Eating disorders in young children–how bad is it?
It’s hard to escape the media coverage of eating disorders in young children. The stories are usually framed around the growing numbers of young children (generally meaning pre-pubescent, typically 10 or 11 and under) that are presenting for treatment. The articles generally consist of a breathless assessment of how bad the situation is, with no small amount of blaming the media and a child’s increasing exposure to images of super-skinny models.
Take this one:
In the past year alone, 42 children under the age of 10 were taken to hospital and admitted.
Disturbing new statistics reveal the “primary diagnosis” was an eating disorder.
Charities believe social media is a major factor, with many young victims posting ‘selfies’ of their emaciated bodies on Twitter.
First, consider the source. Second, where’s the research?
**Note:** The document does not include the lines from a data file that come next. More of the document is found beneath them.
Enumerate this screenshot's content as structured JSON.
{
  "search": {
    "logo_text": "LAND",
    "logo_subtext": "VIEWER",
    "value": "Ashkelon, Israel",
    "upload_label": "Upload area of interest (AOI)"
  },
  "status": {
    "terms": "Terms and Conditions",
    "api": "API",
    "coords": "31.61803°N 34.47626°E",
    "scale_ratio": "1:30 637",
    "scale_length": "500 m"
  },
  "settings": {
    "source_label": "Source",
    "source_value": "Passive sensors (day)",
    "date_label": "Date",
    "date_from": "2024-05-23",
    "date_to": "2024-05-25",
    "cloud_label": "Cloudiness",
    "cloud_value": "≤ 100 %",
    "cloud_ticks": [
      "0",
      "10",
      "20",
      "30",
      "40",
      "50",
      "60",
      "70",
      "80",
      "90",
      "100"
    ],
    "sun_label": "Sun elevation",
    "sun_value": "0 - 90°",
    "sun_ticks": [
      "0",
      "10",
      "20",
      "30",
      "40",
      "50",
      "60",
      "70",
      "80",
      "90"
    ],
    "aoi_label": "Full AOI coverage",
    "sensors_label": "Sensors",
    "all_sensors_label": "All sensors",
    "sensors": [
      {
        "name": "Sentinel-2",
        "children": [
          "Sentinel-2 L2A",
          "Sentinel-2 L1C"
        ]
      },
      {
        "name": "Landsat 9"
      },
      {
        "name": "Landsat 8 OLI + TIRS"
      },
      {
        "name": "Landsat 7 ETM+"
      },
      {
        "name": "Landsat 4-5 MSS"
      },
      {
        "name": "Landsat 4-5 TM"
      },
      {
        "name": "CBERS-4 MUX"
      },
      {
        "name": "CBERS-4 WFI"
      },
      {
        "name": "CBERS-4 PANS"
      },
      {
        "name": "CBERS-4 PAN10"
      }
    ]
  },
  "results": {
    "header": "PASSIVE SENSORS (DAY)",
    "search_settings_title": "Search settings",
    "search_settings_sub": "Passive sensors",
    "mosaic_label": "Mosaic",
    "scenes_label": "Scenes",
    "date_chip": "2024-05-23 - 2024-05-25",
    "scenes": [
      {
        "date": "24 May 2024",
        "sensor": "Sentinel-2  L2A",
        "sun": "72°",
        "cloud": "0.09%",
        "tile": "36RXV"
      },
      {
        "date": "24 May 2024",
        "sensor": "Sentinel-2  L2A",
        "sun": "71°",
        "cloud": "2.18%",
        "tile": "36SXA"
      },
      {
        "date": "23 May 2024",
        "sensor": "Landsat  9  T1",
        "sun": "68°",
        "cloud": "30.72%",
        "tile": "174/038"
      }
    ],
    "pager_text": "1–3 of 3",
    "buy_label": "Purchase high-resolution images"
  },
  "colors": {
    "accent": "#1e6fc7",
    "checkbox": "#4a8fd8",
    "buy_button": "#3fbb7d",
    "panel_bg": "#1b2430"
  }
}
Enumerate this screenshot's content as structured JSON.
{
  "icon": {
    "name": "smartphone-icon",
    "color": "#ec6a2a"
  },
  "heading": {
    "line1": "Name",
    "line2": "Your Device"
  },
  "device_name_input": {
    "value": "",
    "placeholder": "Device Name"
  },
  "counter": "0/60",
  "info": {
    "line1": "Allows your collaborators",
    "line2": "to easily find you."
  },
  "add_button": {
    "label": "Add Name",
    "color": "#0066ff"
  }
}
Third, what if more children being diagnosed with an eating disorder isn’t quite as bad as some news stories make it sound?
So before I go any further, let me unequivocally state that I hate when I learn of anyone having an eating disorder. I’m not going to argue that EDs in anyone, including young children, are a good thing. All of that being said, here’s what we know:
For years, researchers had believed that EDs were a ‘teen thing.’ If you weren’t a teen, you pretty much couldn’t have an eating disorder. Not only did that leave those of us that had EDs long into adulthood with difficulties getting diagnosed and finding help, it also hurt children and pre-teens who had EDs but were ‘too young for that sort of thing.’
Thus, kids who had EDs weren’t diagnosed and treated adequately. By the time they had entered their teenage years, their EDs were already entrenched. So even when it may have looked like early diagnosis, it really wasn’t. This makes recovery more challenging and less likely. If we can get people proper diagnosis and treatment more quickly, isn’t that a good thing?
Although some evidence suggests that EDs might be striking people earlier than before, there is such little data on EDs at all, that I can’t really say for sure. We are definitely seeing more children with EDs presenting for treatment, but that doesn’t mean that children weren’t suffering from EDs before. We just weren’t aware of it, or perhaps gave it different names.
Instead of talking about the increase in EDs in children as a universally Bad Thing, maybe it’s not as bad as we think because it means that more kids are getting treatment when they need it. This thinking is supported by new research that was presented this week at the Eating Disorders Association of Canada conference in Vancouver by Dominique Meilleur and colleagues.
They created detailed biological, psychological, and social profiles of 215 children between ages 8 and 12 that had presented with “eating problems” that didn’t have a known physical cause. The vast majority of these children had anxiety and mood disorders, along with ADD/ADHD. The researchers found that:
- 95% of the children had restrictive eating behaviors
- 69.4% were afraid of putting on weight
- 46.6% described themselves as “fat.”
- 15.5% of the children occasionally made themselves vomit
- 13.3% had bulimic behaviors
In a story in Medical News Today on the research, Meilleur says:
These results are very concerning but they may help clinicians reach a diagnosis earlier by enabling them to investigate these aspects…Many researchers believe that bulimia only appears at adolescence, but our studies indicate that the problem can arise much earlier. It is possible that it is currently under-diagnosed due to a lack of awareness and investigation.
Nor are EDs in this age group only appearing in girls. Says Meilleur:
The profound similarity between boys and girls supports, in our opinion, the hypothesis that common psychological and physical factors linked, amongst other things, to the developmental period, are involved in the development of an eating disorder.
To me, getting treatment is far better than suffering in silence. Sure, it might distort statistics and make things initially look worse than before. But if the rise in childhood eating disorders means that more people are getting treated, I think that’s something we should be celebrating.